(DATA IN THIS EXERCISE Opens)

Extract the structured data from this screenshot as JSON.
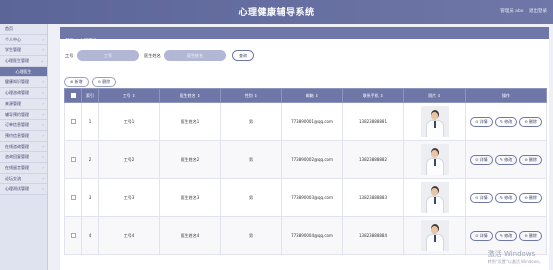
{
  "header": {
    "title": "心理健康辅导系统",
    "right_user": "管理员 abo",
    "right_logout": "退出登录"
  },
  "sidebar": {
    "items": [
      {
        "label": "首页",
        "chevron": "",
        "kind": "normal"
      },
      {
        "label": "个人中心",
        "chevron": "›",
        "kind": "normal"
      },
      {
        "label": "学生管理",
        "chevron": "›",
        "kind": "normal"
      },
      {
        "label": "心理医生管理",
        "chevron": "⌄",
        "kind": "normal"
      },
      {
        "label": "心理医生",
        "chevron": "",
        "kind": "active"
      },
      {
        "label": "健康知识管理",
        "chevron": "›",
        "kind": "normal"
      },
      {
        "label": "心理咨询管理",
        "chevron": "›",
        "kind": "normal"
      },
      {
        "label": "来源管理",
        "chevron": "›",
        "kind": "normal"
      },
      {
        "label": "辅导预约管理",
        "chevron": "›",
        "kind": "normal"
      },
      {
        "label": "订单信息管理",
        "chevron": "›",
        "kind": "normal"
      },
      {
        "label": "预约信息管理",
        "chevron": "›",
        "kind": "normal"
      },
      {
        "label": "在线咨询管理",
        "chevron": "›",
        "kind": "normal"
      },
      {
        "label": "咨询回复管理",
        "chevron": "›",
        "kind": "normal"
      },
      {
        "label": "在线留言管理",
        "chevron": "›",
        "kind": "normal"
      },
      {
        "label": "论坛交流",
        "chevron": "›",
        "kind": "normal"
      },
      {
        "label": "心理测试管理",
        "chevron": "›",
        "kind": "normal"
      }
    ]
  },
  "breadcrumb": {
    "home": "首页",
    "sep": "/",
    "current": "心理医生"
  },
  "search": {
    "label1": "工号",
    "placeholder1": "工号",
    "label2": "医生姓名",
    "placeholder2": "医生姓名",
    "button": "查询"
  },
  "actions": {
    "add": "⊕ 新增",
    "delete": "⊖ 删除"
  },
  "table": {
    "headers": [
      "",
      "索引",
      "工号 ⇕",
      "医生姓名 ⇕",
      "性别 ⇕",
      "邮箱 ⇕",
      "联系手机 ⇕",
      "照片 ⇕",
      "操作"
    ],
    "rows": [
      {
        "index": "1",
        "id": "工号1",
        "name": "医生姓名1",
        "gender": "男",
        "email": "773890001@qq.com",
        "phone": "13823888881"
      },
      {
        "index": "2",
        "id": "工号2",
        "name": "医生姓名2",
        "gender": "男",
        "email": "773890002@qq.com",
        "phone": "13823888882"
      },
      {
        "index": "3",
        "id": "工号3",
        "name": "医生姓名3",
        "gender": "男",
        "email": "773890003@qq.com",
        "phone": "13823888883"
      },
      {
        "index": "4",
        "id": "工号4",
        "name": "医生姓名4",
        "gender": "男",
        "email": "773890004@qq.com",
        "phone": "13823888884"
      }
    ],
    "ops": {
      "detail": "⊙ 详情",
      "edit": "✎ 修改",
      "remove": "⊖ 删除"
    }
  },
  "watermark": {
    "line1": "激活 Windows",
    "line2": "转到“设置”以激活 Windows。"
  },
  "colors": {
    "header": "#6f77a8",
    "sidebar": "#dfe2ef",
    "accent": "#6f77a8"
  }
}
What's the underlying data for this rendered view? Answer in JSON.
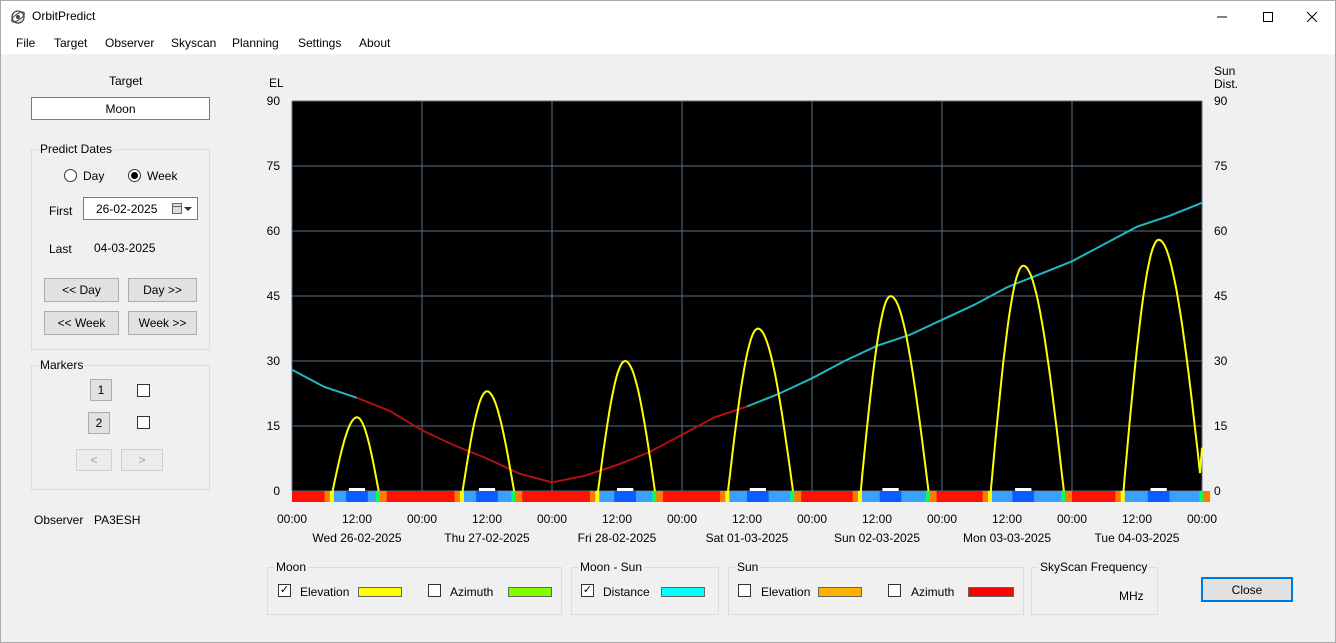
{
  "window": {
    "title": "OrbitPredict"
  },
  "menu": [
    "File",
    "Target",
    "Observer",
    "Skyscan",
    "Planning",
    "Settings",
    "About"
  ],
  "left": {
    "target_label": "Target",
    "target_value": "Moon",
    "predict_dates": {
      "title": "Predict Dates",
      "day_label": "Day",
      "week_label": "Week",
      "selected": "Week",
      "first_label": "First",
      "first_value": "26-02-2025",
      "last_label": "Last",
      "last_value": "04-03-2025",
      "btn_prev_day": "<< Day",
      "btn_next_day": "Day >>",
      "btn_prev_week": "<< Week",
      "btn_next_week": "Week >>"
    },
    "markers": {
      "title": "Markers",
      "marker1": "1",
      "marker2": "2",
      "prev": "<",
      "next": ">"
    },
    "observer_label": "Observer",
    "observer_value": "PA3ESH"
  },
  "legend": {
    "moon": {
      "title": "Moon",
      "elevation": "Elevation",
      "elevation_checked": true,
      "elevation_color": "#ffff00",
      "azimuth": "Azimuth",
      "azimuth_checked": false,
      "azimuth_color": "#7fff00"
    },
    "moon_sun": {
      "title": "Moon  - Sun",
      "distance": "Distance",
      "distance_checked": true,
      "distance_color": "#00ffff"
    },
    "sun": {
      "title": "Sun",
      "elevation": "Elevation",
      "elevation_checked": false,
      "elevation_color": "#ffb300",
      "azimuth": "Azimuth",
      "azimuth_checked": false,
      "azimuth_color": "#ff0000"
    },
    "skyscan": {
      "title": "SkyScan Frequency",
      "unit": "MHz"
    }
  },
  "close_button": "Close",
  "chart_data": {
    "type": "line",
    "ylabel_left": "EL",
    "ylabel_right_line1": "Sun",
    "ylabel_right_line2": "Dist.",
    "ylim": [
      0,
      90
    ],
    "y_ticks": [
      0,
      15,
      30,
      45,
      60,
      75,
      90
    ],
    "x_hours_range": [
      0,
      168
    ],
    "x_tick_labels": [
      "00:00",
      "12:00",
      "00:00",
      "12:00",
      "00:00",
      "12:00",
      "00:00",
      "12:00",
      "00:00",
      "12:00",
      "00:00",
      "12:00",
      "00:00",
      "12:00",
      "00:00"
    ],
    "day_labels": [
      "Wed 26-02-2025",
      "Thu 27-02-2025",
      "Fri 28-02-2025",
      "Sat 01-03-2025",
      "Sun 02-03-2025",
      "Mon 03-03-2025",
      "Tue 04-03-2025"
    ],
    "grid": true,
    "background": "#000000",
    "series": [
      {
        "name": "Elevation",
        "color": "#ffff00",
        "passes": [
          {
            "rise": 7.5,
            "peak_hour": 12.0,
            "peak": 17,
            "set": 16.0
          },
          {
            "rise": 31.5,
            "peak_hour": 36.0,
            "peak": 23,
            "set": 41.0
          },
          {
            "rise": 56.5,
            "peak_hour": 61.5,
            "peak": 30,
            "set": 67.0
          },
          {
            "rise": 80.5,
            "peak_hour": 86.0,
            "peak": 37.5,
            "set": 92.5
          },
          {
            "rise": 105.0,
            "peak_hour": 110.5,
            "peak": 45,
            "set": 117.5
          },
          {
            "rise": 129.0,
            "peak_hour": 135.0,
            "peak": 52,
            "set": 142.5
          },
          {
            "rise": 153.5,
            "peak_hour": 160.0,
            "peak": 58,
            "set": 168.0,
            "end_value": 10
          }
        ]
      },
      {
        "name": "Distance",
        "color_visible": "#20b8c0",
        "color_below": "#b01010",
        "points": [
          [
            0,
            28
          ],
          [
            6,
            24
          ],
          [
            12,
            21.5
          ],
          [
            18,
            18.5
          ],
          [
            24,
            14
          ],
          [
            30,
            10.5
          ],
          [
            36,
            7.5
          ],
          [
            42,
            4
          ],
          [
            48,
            2
          ],
          [
            54,
            3.5
          ],
          [
            60,
            6
          ],
          [
            66,
            9
          ],
          [
            72,
            13
          ],
          [
            78,
            17
          ],
          [
            84,
            19.5
          ],
          [
            90,
            22.5
          ],
          [
            96,
            26
          ],
          [
            102,
            30
          ],
          [
            108,
            33.5
          ],
          [
            114,
            36
          ],
          [
            120,
            39.5
          ],
          [
            126,
            43
          ],
          [
            132,
            47
          ],
          [
            138,
            50
          ],
          [
            144,
            53
          ],
          [
            150,
            57
          ],
          [
            156,
            61
          ],
          [
            162,
            63.5
          ],
          [
            168,
            66.5
          ]
        ]
      }
    ]
  }
}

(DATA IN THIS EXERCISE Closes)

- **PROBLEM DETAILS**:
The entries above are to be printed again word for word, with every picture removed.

- **FINAL ANSWER**:
Extract the structured data from this screenshot as JSON.
{
  "header": {
    "title": "心理健康辅导系统",
    "right_user": "管理员 abo",
    "right_logout": "退出登录"
  },
  "sidebar": {
    "items": [
      {
        "label": "首页",
        "chevron": "",
        "kind": "normal"
      },
      {
        "label": "个人中心",
        "chevron": "›",
        "kind": "normal"
      },
      {
        "label": "学生管理",
        "chevron": "›",
        "kind": "normal"
      },
      {
        "label": "心理医生管理",
        "chevron": "⌄",
        "kind": "normal"
      },
      {
        "label": "心理医生",
        "chevron": "",
        "kind": "active"
      },
      {
        "label": "健康知识管理",
        "chevron": "›",
        "kind": "normal"
      },
      {
        "label": "心理咨询管理",
        "chevron": "›",
        "kind": "normal"
      },
      {
        "label": "来源管理",
        "chevron": "›",
        "kind": "normal"
      },
      {
        "label": "辅导预约管理",
        "chevron": "›",
        "kind": "normal"
      },
      {
        "label": "订单信息管理",
        "chevron": "›",
        "kind": "normal"
      },
      {
        "label": "预约信息管理",
        "chevron": "›",
        "kind": "normal"
      },
      {
        "label": "在线咨询管理",
        "chevron": "›",
        "kind": "normal"
      },
      {
        "label": "咨询回复管理",
        "chevron": "›",
        "kind": "normal"
      },
      {
        "label": "在线留言管理",
        "chevron": "›",
        "kind": "normal"
      },
      {
        "label": "论坛交流",
        "chevron": "›",
        "kind": "normal"
      },
      {
        "label": "心理测试管理",
        "chevron": "›",
        "kind": "normal"
      }
    ]
  },
  "breadcrumb": {
    "home": "首页",
    "sep": "/",
    "current": "心理医生"
  },
  "search": {
    "label1": "工号",
    "placeholder1": "工号",
    "label2": "医生姓名",
    "placeholder2": "医生姓名",
    "button": "查询"
  },
  "actions": {
    "add": "⊕ 新增",
    "delete": "⊖ 删除"
  },
  "table": {
    "headers": [
      "",
      "索引",
      "工号 ⇕",
      "医生姓名 ⇕",
      "性别 ⇕",
      "邮箱 ⇕",
      "联系手机 ⇕",
      "照片 ⇕",
      "操作"
    ],
    "rows": [
      {
        "index": "1",
        "id": "工号1",
        "name": "医生姓名1",
        "gender": "男",
        "email": "773890001@qq.com",
        "phone": "13823888881"
      },
      {
        "index": "2",
        "id": "工号2",
        "name": "医生姓名2",
        "gender": "男",
        "email": "773890002@qq.com",
        "phone": "13823888882"
      },
      {
        "index": "3",
        "id": "工号3",
        "name": "医生姓名3",
        "gender": "男",
        "email": "773890003@qq.com",
        "phone": "13823888883"
      },
      {
        "index": "4",
        "id": "工号4",
        "name": "医生姓名4",
        "gender": "男",
        "email": "773890004@qq.com",
        "phone": "13823888884"
      }
    ],
    "ops": {
      "detail": "⊙ 详情",
      "edit": "✎ 修改",
      "remove": "⊖ 删除"
    }
  },
  "watermark": {
    "line1": "激活 Windows",
    "line2": "转到“设置”以激活 Windows。"
  },
  "colors": {
    "header": "#6f77a8",
    "sidebar": "#dfe2ef",
    "accent": "#6f77a8"
  }
}
What's the underlying data for this rendered view? Answer in JSON.
{
  "window": {
    "title": "OrbitPredict"
  },
  "menu": [
    "File",
    "Target",
    "Observer",
    "Skyscan",
    "Planning",
    "Settings",
    "About"
  ],
  "left": {
    "target_label": "Target",
    "target_value": "Moon",
    "predict_dates": {
      "title": "Predict Dates",
      "day_label": "Day",
      "week_label": "Week",
      "selected": "Week",
      "first_label": "First",
      "first_value": "26-02-2025",
      "last_label": "Last",
      "last_value": "04-03-2025",
      "btn_prev_day": "<< Day",
      "btn_next_day": "Day >>",
      "btn_prev_week": "<< Week",
      "btn_next_week": "Week >>"
    },
    "markers": {
      "title": "Markers",
      "marker1": "1",
      "marker2": "2",
      "prev": "<",
      "next": ">"
    },
    "observer_label": "Observer",
    "observer_value": "PA3ESH"
  },
  "legend": {
    "moon": {
      "title": "Moon",
      "elevation": "Elevation",
      "elevation_checked": true,
      "elevation_color": "#ffff00",
      "azimuth": "Azimuth",
      "azimuth_checked": false,
      "azimuth_color": "#7fff00"
    },
    "moon_sun": {
      "title": "Moon  - Sun",
      "distance": "Distance",
      "distance_checked": true,
      "distance_color": "#00ffff"
    },
    "sun": {
      "title": "Sun",
      "elevation": "Elevation",
      "elevation_checked": false,
      "elevation_color": "#ffb300",
      "azimuth": "Azimuth",
      "azimuth_checked": false,
      "azimuth_color": "#ff0000"
    },
    "skyscan": {
      "title": "SkyScan Frequency",
      "unit": "MHz"
    }
  },
  "close_button": "Close",
  "chart_data": {
    "type": "line",
    "ylabel_left": "EL",
    "ylabel_right_line1": "Sun",
    "ylabel_right_line2": "Dist.",
    "ylim": [
      0,
      90
    ],
    "y_ticks": [
      0,
      15,
      30,
      45,
      60,
      75,
      90
    ],
    "x_hours_range": [
      0,
      168
    ],
    "x_tick_labels": [
      "00:00",
      "12:00",
      "00:00",
      "12:00",
      "00:00",
      "12:00",
      "00:00",
      "12:00",
      "00:00",
      "12:00",
      "00:00",
      "12:00",
      "00:00",
      "12:00",
      "00:00"
    ],
    "day_labels": [
      "Wed 26-02-2025",
      "Thu 27-02-2025",
      "Fri 28-02-2025",
      "Sat 01-03-2025",
      "Sun 02-03-2025",
      "Mon 03-03-2025",
      "Tue 04-03-2025"
    ],
    "grid": true,
    "background": "#000000",
    "series": [
      {
        "name": "Elevation",
        "color": "#ffff00",
        "passes": [
          {
            "rise": 7.5,
            "peak_hour": 12.0,
            "peak": 17,
            "set": 16.0
          },
          {
            "rise": 31.5,
            "peak_hour": 36.0,
            "peak": 23,
            "set": 41.0
          },
          {
            "rise": 56.5,
            "peak_hour": 61.5,
            "peak": 30,
            "set": 67.0
          },
          {
            "rise": 80.5,
            "peak_hour": 86.0,
            "peak": 37.5,
            "set": 92.5
          },
          {
            "rise": 105.0,
            "peak_hour": 110.5,
            "peak": 45,
            "set": 117.5
          },
          {
            "rise": 129.0,
            "peak_hour": 135.0,
            "peak": 52,
            "set": 142.5
          },
          {
            "rise": 153.5,
            "peak_hour": 160.0,
            "peak": 58,
            "set": 168.0,
            "end_value": 10
          }
        ]
      },
      {
        "name": "Distance",
        "color_visible": "#20b8c0",
        "color_below": "#b01010",
        "points": [
          [
            0,
            28
          ],
          [
            6,
            24
          ],
          [
            12,
            21.5
          ],
          [
            18,
            18.5
          ],
          [
            24,
            14
          ],
          [
            30,
            10.5
          ],
          [
            36,
            7.5
          ],
          [
            42,
            4
          ],
          [
            48,
            2
          ],
          [
            54,
            3.5
          ],
          [
            60,
            6
          ],
          [
            66,
            9
          ],
          [
            72,
            13
          ],
          [
            78,
            17
          ],
          [
            84,
            19.5
          ],
          [
            90,
            22.5
          ],
          [
            96,
            26
          ],
          [
            102,
            30
          ],
          [
            108,
            33.5
          ],
          [
            114,
            36
          ],
          [
            120,
            39.5
          ],
          [
            126,
            43
          ],
          [
            132,
            47
          ],
          [
            138,
            50
          ],
          [
            144,
            53
          ],
          [
            150,
            57
          ],
          [
            156,
            61
          ],
          [
            162,
            63.5
          ],
          [
            168,
            66.5
          ]
        ]
      }
    ]
  }
}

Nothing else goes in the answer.